You flip the switch on a floor lamp and nothing happens. You wonder why. You try the switch again. No good. You formulate another hypothesis about why the lamp won't work and check to see if it's plugged in. If that hypothesis fails, you form another and check the bulb. You make educated guesses about why the lamp won't work and experiment until you solve the problem. Later on, you might share your experience with family members.
Whether you know it or not, you were engaging in a basic form of scientific thinking. It's a useful tool for solving problems, deepening our understanding of the universe, saving time and separating fact from fiction. It's one Socrates Academy scholars are encouraged to use often and one that will serve them well as time passes.
Socrates second graders recently received another lesson in scientific thinking, this time from an unusual source: scientists from the University of North Carolina at Charlotte. The UNCC scientists are members of SPIE, the Society of Photo-Optical Instrumentation Engineers, a nonprofit based in Bellingham, Wash. SPIE advances an interdisciplinary approach to the science and application of light. Its members visit schools to spark curiosity and a greater understanding of science, and their recent visit to Socrates won't be the last.
Socrates students got a firsthand look at how light lenses and optics affect the way we see the world. They were able to see, touch and feel the effects of science. Diffractive glasses showed students how light spreads. Using a laser and giant lenses, SPIE scientists demonstrated how light enters the eye and can can refract to go different directions. Students saw an infrared thermal camera, which showed how our bodies radiate heat. "Having SPIE members come to our school and teach about science allows our students to see how skills, strategies and topics they learn at a young age are applied throughout life, no matter who you are or where you come from come," said 2nd-grade teacher Hailey Mathison. "Socrates Academy lays the foundation for success outside of the classroom."

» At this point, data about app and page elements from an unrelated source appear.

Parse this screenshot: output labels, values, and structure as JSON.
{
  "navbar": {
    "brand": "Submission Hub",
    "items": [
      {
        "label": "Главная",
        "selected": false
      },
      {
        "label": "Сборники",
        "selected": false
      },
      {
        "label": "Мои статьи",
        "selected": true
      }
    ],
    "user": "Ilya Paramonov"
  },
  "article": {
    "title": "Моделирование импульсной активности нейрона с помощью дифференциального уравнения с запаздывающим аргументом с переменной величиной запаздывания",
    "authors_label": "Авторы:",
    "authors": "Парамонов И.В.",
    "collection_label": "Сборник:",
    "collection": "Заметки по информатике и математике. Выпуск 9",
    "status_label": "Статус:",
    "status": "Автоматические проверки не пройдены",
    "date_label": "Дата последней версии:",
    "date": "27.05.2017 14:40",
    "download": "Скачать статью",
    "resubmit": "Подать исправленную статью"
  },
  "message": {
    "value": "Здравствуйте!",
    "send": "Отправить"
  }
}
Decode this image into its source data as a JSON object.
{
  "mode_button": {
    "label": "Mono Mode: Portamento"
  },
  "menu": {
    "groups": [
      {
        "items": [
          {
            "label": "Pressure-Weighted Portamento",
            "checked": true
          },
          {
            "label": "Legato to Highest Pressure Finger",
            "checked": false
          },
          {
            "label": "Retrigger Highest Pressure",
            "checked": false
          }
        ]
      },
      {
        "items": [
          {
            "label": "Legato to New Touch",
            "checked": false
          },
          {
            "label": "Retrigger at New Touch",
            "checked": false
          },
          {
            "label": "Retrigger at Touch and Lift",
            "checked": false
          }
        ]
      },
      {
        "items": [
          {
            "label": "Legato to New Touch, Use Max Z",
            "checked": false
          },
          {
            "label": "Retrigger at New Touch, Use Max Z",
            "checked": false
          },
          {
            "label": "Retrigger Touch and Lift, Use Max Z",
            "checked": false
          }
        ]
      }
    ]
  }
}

For second-grader Cooper Budd, the best part of the visit was the solar-eclipse presentation. "It was cool because it taught me the moon orbits the earth. When the moon covers our view of the sun it makes a solar eclipse."

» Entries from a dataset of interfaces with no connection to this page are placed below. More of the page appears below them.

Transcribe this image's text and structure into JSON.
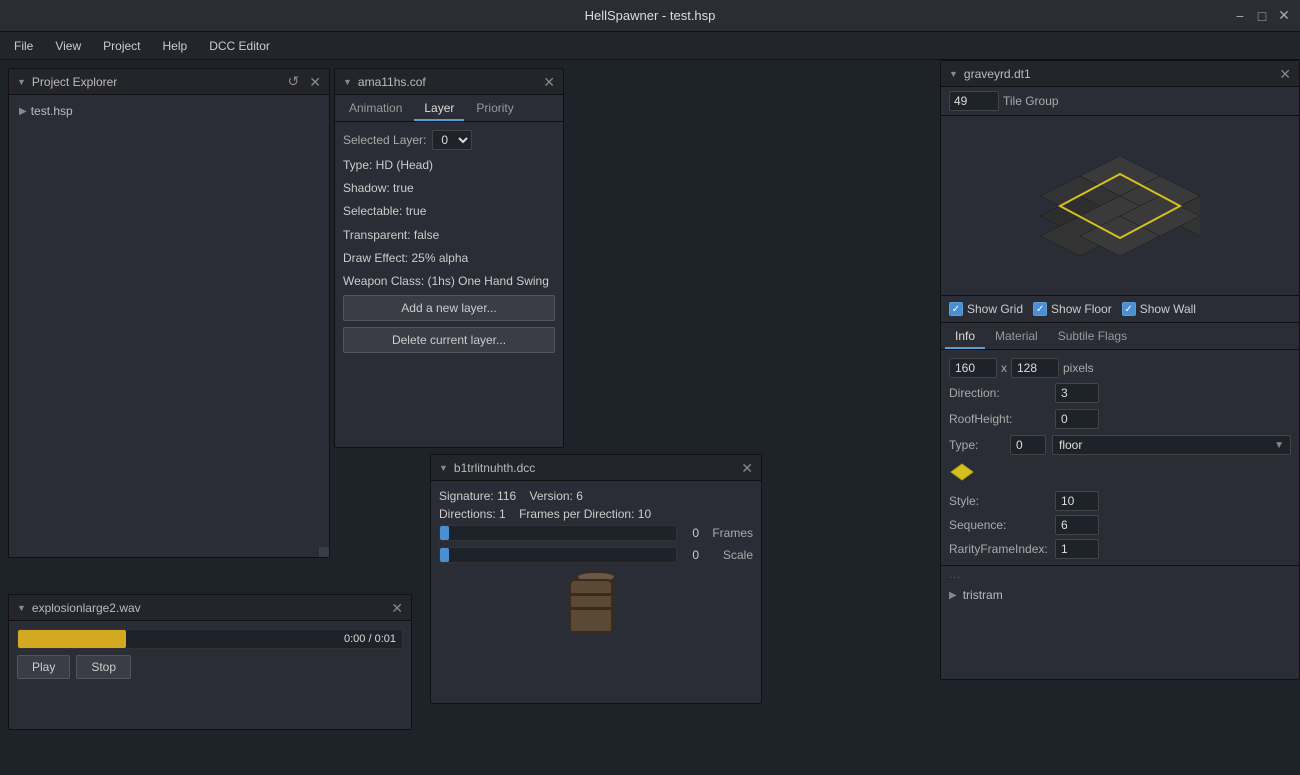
{
  "app": {
    "title": "HellSpawner - test.hsp",
    "window_controls": [
      "minimize",
      "maximize",
      "close"
    ]
  },
  "menu": {
    "items": [
      "File",
      "View",
      "Project",
      "Help",
      "DCC Editor"
    ]
  },
  "project_explorer": {
    "title": "Project Explorer",
    "refresh_label": "↺",
    "tree": [
      {
        "label": "test.hsp",
        "arrow": "▶"
      }
    ]
  },
  "cof_panel": {
    "title": "ama11hs.cof",
    "tabs": [
      "Animation",
      "Layer",
      "Priority"
    ],
    "active_tab": "Layer",
    "selected_layer_label": "Selected Layer:",
    "selected_layer_value": "0",
    "properties": [
      "Type: HD (Head)",
      "Shadow: true",
      "Selectable: true",
      "Transparent: false",
      "Draw Effect: 25% alpha",
      "Weapon Class: (1hs) One Hand Swing"
    ],
    "add_layer_btn": "Add a new layer...",
    "delete_layer_btn": "Delete current layer..."
  },
  "dcc_panel": {
    "title": "b1trlitnuhth.dcc",
    "signature_label": "Signature:",
    "signature_value": "116",
    "version_label": "Version:",
    "version_value": "6",
    "directions_label": "Directions:",
    "directions_value": "1",
    "frames_per_dir_label": "Frames per Direction:",
    "frames_per_dir_value": "10",
    "frames_bar_value": "0",
    "frames_bar_label": "Frames",
    "scale_bar_value": "0",
    "scale_bar_label": "Scale"
  },
  "audio_panel": {
    "title": "explosionlarge2.wav",
    "progress_fill_pct": 28,
    "time_current": "0:00",
    "time_total": "0:01",
    "play_label": "Play",
    "stop_label": "Stop"
  },
  "tileset_panel": {
    "title": "graveyrd.dt1",
    "tile_group_value": "49",
    "tile_group_label": "Tile Group",
    "checkboxes": [
      {
        "label": "Show Grid",
        "checked": true
      },
      {
        "label": "Show Floor",
        "checked": true
      },
      {
        "label": "Show Wall",
        "checked": true
      }
    ],
    "info_tabs": [
      "Info",
      "Material",
      "Subtile Flags"
    ],
    "active_info_tab": "Info",
    "size": {
      "width": "160",
      "x_label": "x",
      "height": "128",
      "unit": "pixels"
    },
    "direction_label": "Direction:",
    "direction_value": "3",
    "roof_height_label": "RoofHeight:",
    "roof_height_value": "0",
    "type_label": "Type:",
    "type_value": "0",
    "type_floor": "floor",
    "style_label": "Style:",
    "style_value": "10",
    "sequence_label": "Sequence:",
    "sequence_value": "6",
    "rarity_label": "RarityFrameIndex:",
    "rarity_value": "1",
    "bottom_list": [
      {
        "label": "tristram"
      }
    ]
  }
}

Perhaps no student was more deeply affected than Emerson Downey. "I thought it was really cool. The lasers inspired me to become a scientist!"